And then nothing more. I don't remember any particular reason for that. So far as I was aware there wasn't, for instance, any new legislation that had banned big billboards and hoardings; and advertising didn't cease to be. There was pressure on advertisers to meet ever-more-stringent standards that has continued till today. Here's a link to the pdf file for the government's comprehensive 33-page booklet on what public advertisements can look like in various situations: The requirements certainly do not outlaw big hoardings.

To be sure, I continued to shoot any poster that caught my eye, but now they were smaller. The sort seen on bus shelters, perhaps, beginning with this one, also from 1999, about some chewy strawberry-flavoured sweet (hence the fruit on her knickers):

The only giant posters captured by the Melford Lens were foreign ones. Like this one in Hong Kong in 2007:

And this one, which was much smaller - but irresistible, as it demonstrates what in 2007 was regarded as The Desired Penthouse Lifestyle for all young Hong Kong couples to aspire to:

Hmm. It's understandable, when some Hong Kong high-rise blocks looked like these:

Or the ordinary 'best' was like this:

The big posters on hoardings that I saw in Portugal and Italy in 2009 were mostly political...

...with the odd commercial or cultural one:

But in this country, nothing at all caught my eye. The biggest pasted-up ads seemed to be those on the walls of underground stations, such as these from 2010 and 2012:

London commuters and tourists are perhaps a specialised market. I don't think you'd have ever found ads like these on the big outdoor boards of older days.

So what had happened? I'm guessing four things.

One: the big empty city building sites that were once hedged in and concealed by massive hoardings - and then left like that for years on end - have now mostly gone. City land is just too valuable to be left vacant. Buildings are demolished, and the site redeveloped, before one's very eyes; and once taken down, the displaced hoardings may have nowhere else to go.

Two: local councils have surely been more assiduous in imposing the quite pernickety planning controls. That would make it harder or impossible to erect hoardings in new places. Their owners would be sitting ducks for fines. I shouldn't think there's a council in the land, in these cash-strapped times, who isn't alert to money-making opportunities: they would certainly hound easy victims and extract cash in fines.

Three: it's a bit of a niche job, pasting immense floppy bits of paper up on huge billboards. A skilful one too: definitely a job for a specialist. Maybe these specialists got rarer, or priced themselves out of contracts. Maybe the special paper needed got too expensive.
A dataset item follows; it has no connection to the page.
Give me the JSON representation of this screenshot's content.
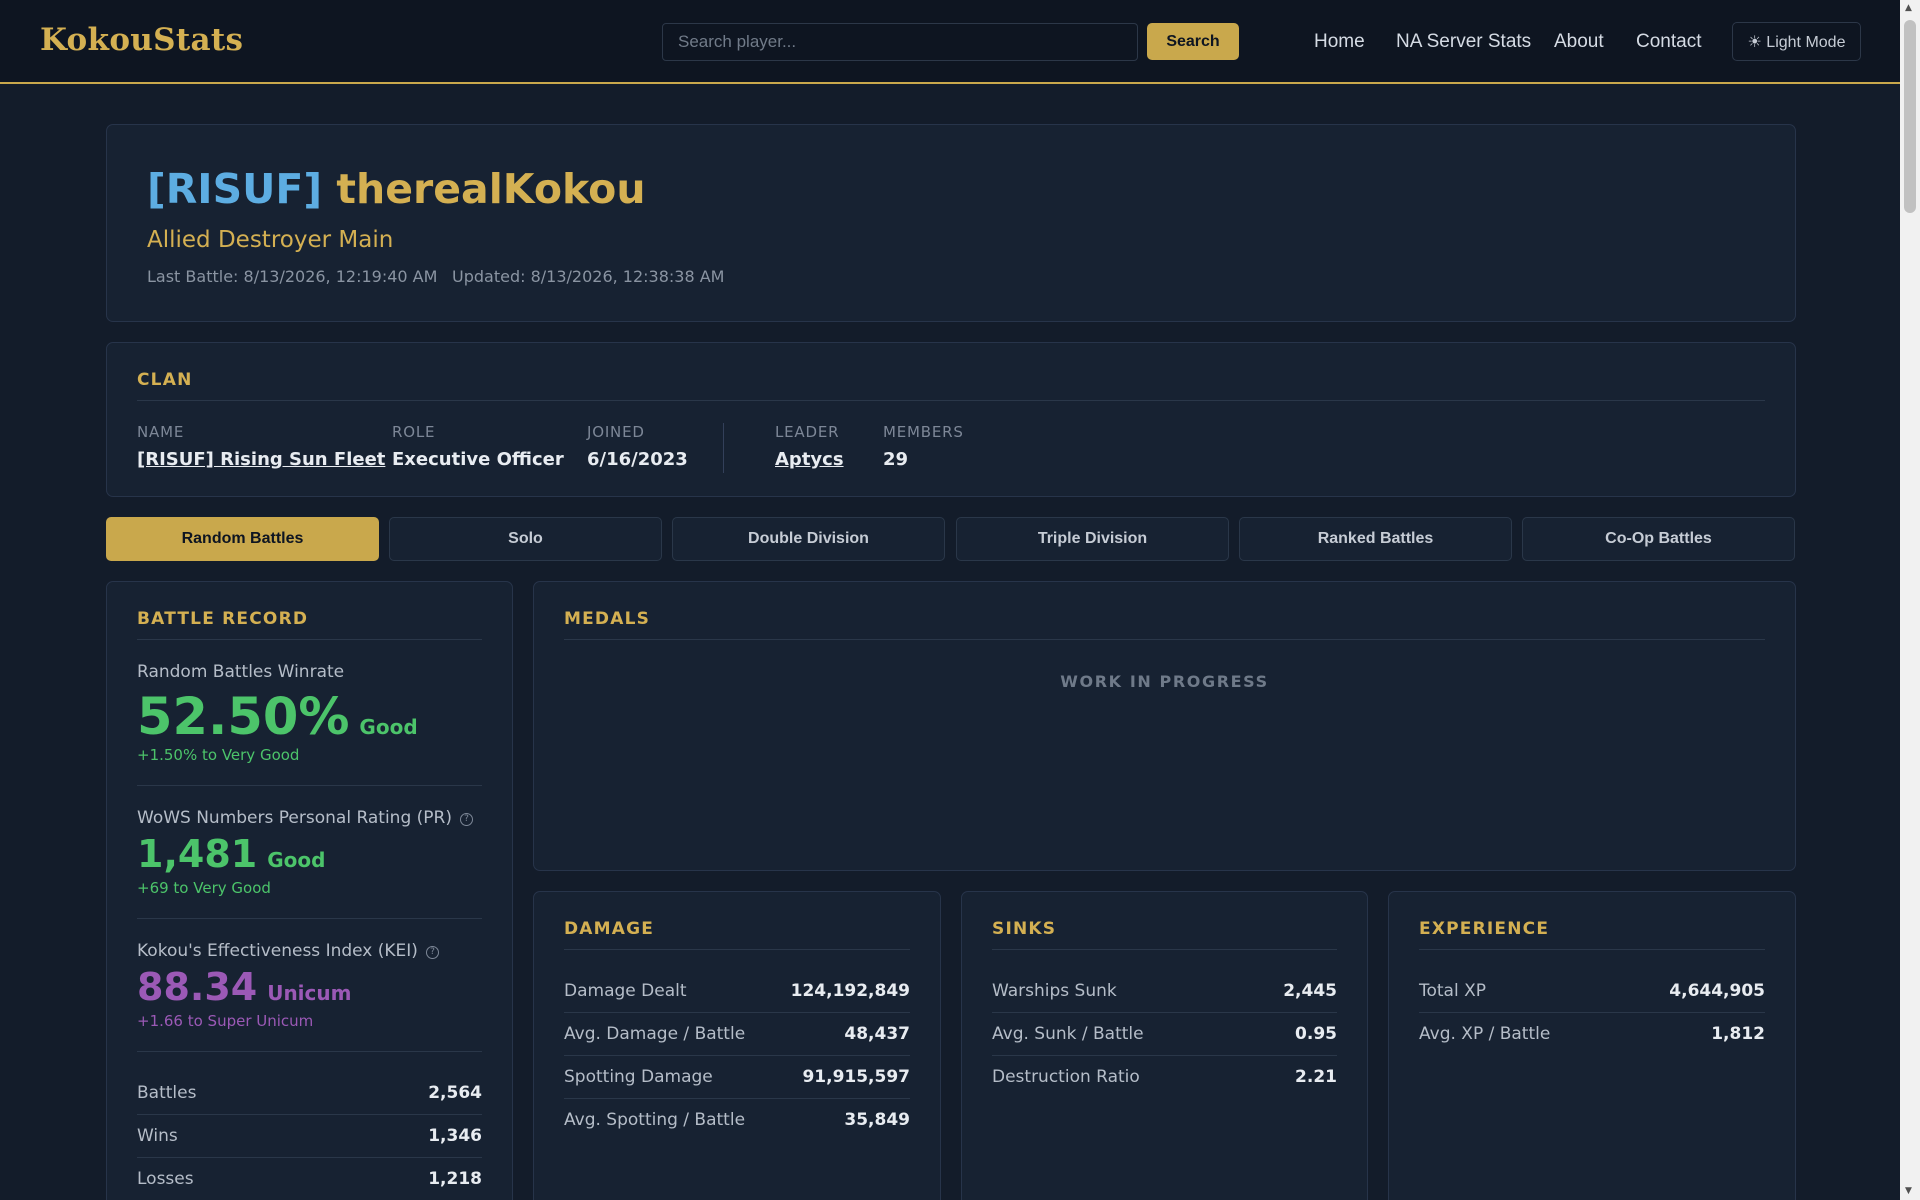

Or the printing costs too high.

Four: a lot of advertising has gone virtual. It always was part of commercial TV, but now it's on every phone and other mobile device. And it reaches millions, not just those who happen to pass by the old-style billboard. Billboards must still exist somewhere, even if I don't know where, but I'd say they simply now echo the rather more insistent and intrusive messaging that everyone sees on the small screens there in their hands.

I can't decide whether I'm pleased or not about the apparent demise of the giant flapping paper advertisement or message. Even if they were witty or humorous or genuinely clever, the old hoardings hid a view of some kind, and might even blot out the sun. But the pop-up, auto-play ads on phones are an aggravating time-wasting nuisance.